You & your camera need to get close.
Everyone knows aperture priority is divinely created and your best and most versatile shooting mode. All blossom shots here arose from heavenly mists of aperture preference.
Summer is such a glorious time. I’m sure all my readers walk in addition to your daily hour of gym workout. Freshens the mind, ya know. It also clears out blockages in your creativity and vision channels so you can shoot beautiful photos on summer days.
On the corner of my street, people much better at gardening than I have the coolest little Zinia garden.

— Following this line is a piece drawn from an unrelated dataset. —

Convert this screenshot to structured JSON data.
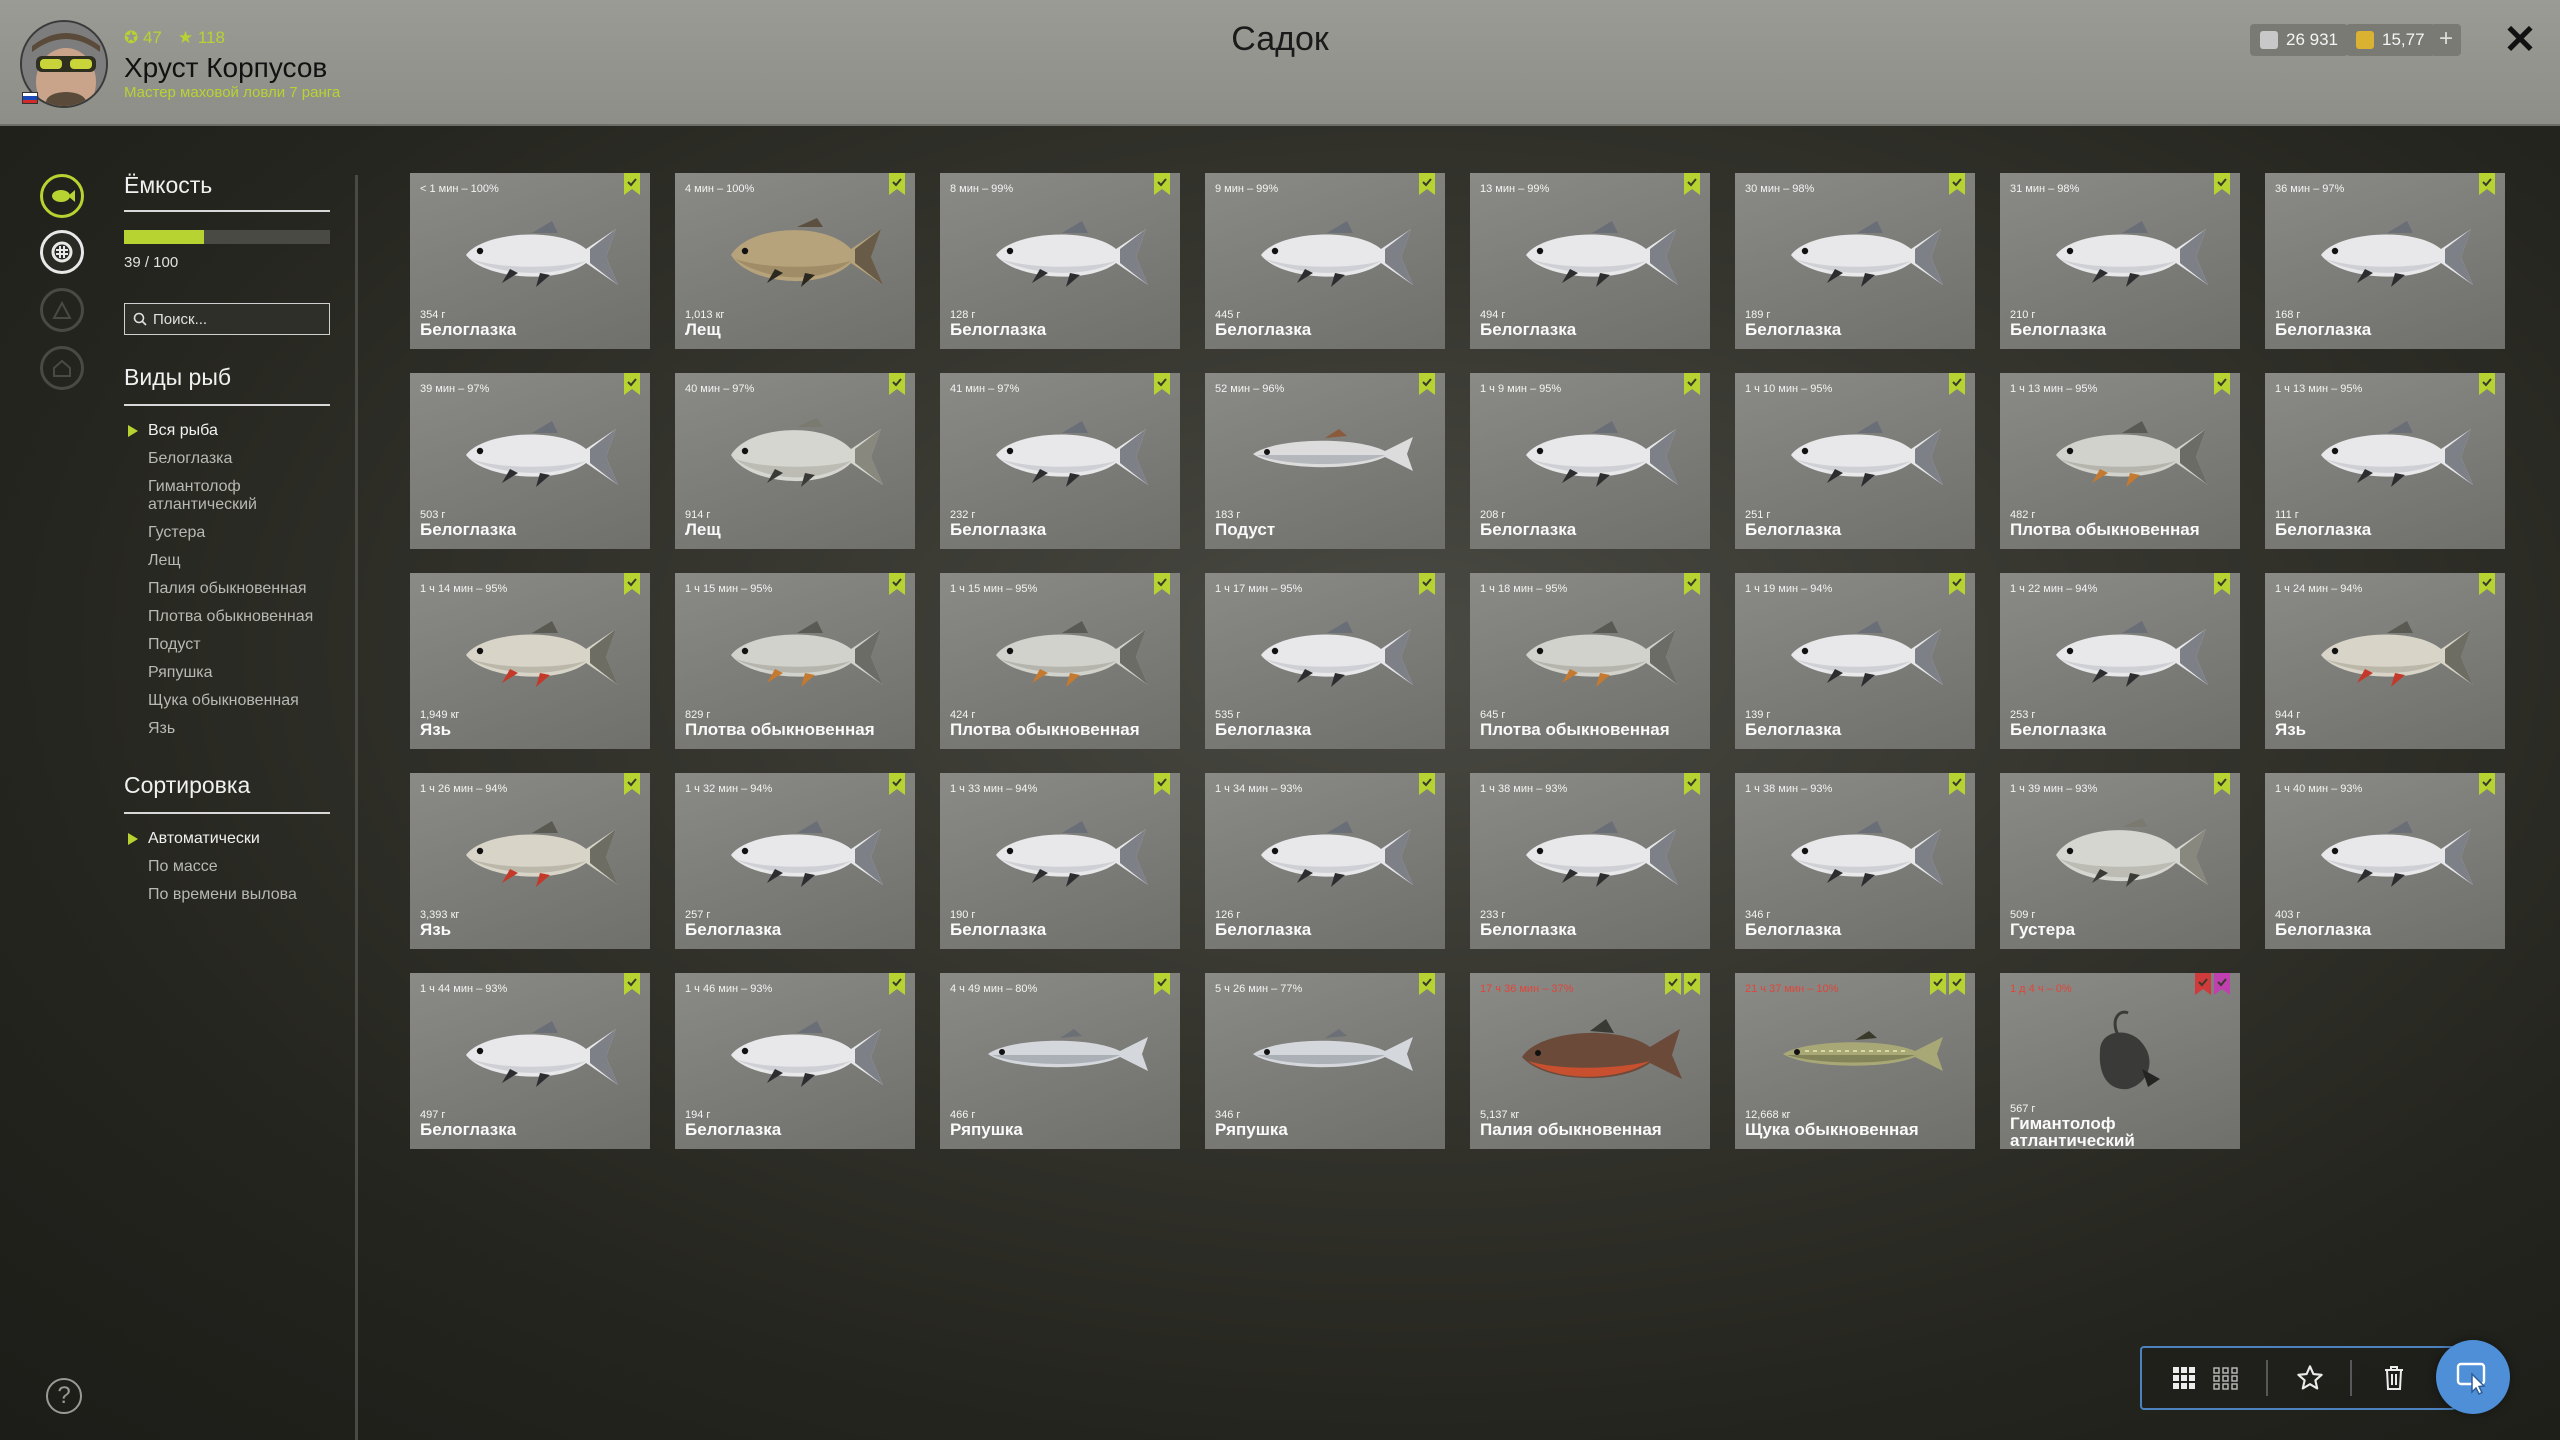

Since I love macro photography more than almost any other aspect of photography I decided my Olympus E-M1 Mark II sporting Olympus’ superb 60mm macro lens, a most capable and compact pairing, had to accompany me on my walk one morning so I could photograph my neighbor’s unbelievably colorful flowers along with any honeybees patrolling the area.
My E-M1 Mark II is superbly designed for this type of shooting. The 60 macro features infinity to 1:1 reproduction ratio shooting at apertures from f2.8 through f16 for great landscapes all the way to magnificent closeup images. The camera body offers up blazingly fast auto focus covering most of my image field. Most importantly, Olympus’ Pro Capture really calms anxieties raised when attempting BIF images. No, not, birds in flight; bees in flight. Without Pro Capture, about the best way to captures bee comings and goings is spray and pray mass image generation. 5, 8, 10 or 20 frames per second increases your chances but drastically increases memory consumption. Pro Capture’s ingenious design continuously shoots at 15 frames per second when partially depressing the shutter release. It doesn’t record any of these images until you completely depress at which point it records not only that image but the 14 images occurring within the 1 second before you took the picture. Within that 15 shot sequence you nearly always get perfect shot.
Shooting flower blossoms often just comes down to patience. I long believed universal powers that be see you out shooting flower photos. Raising your camera to your eye sends signals through the ether to those controlling wind, letting them know they should loose large numbers of moving air molecules in your direction. You could be in stagnant air for weeks. Just take our your camera to shoot flowers and, “Woosh!” Winds push your flowers out of focus. This shooting session proved no exception. Just make sure, as did I, you’re prepared with high enough shutter speeds and you’ll be OK. Don’t be afraid to get close. When you think you’re close enough, get in a little closer.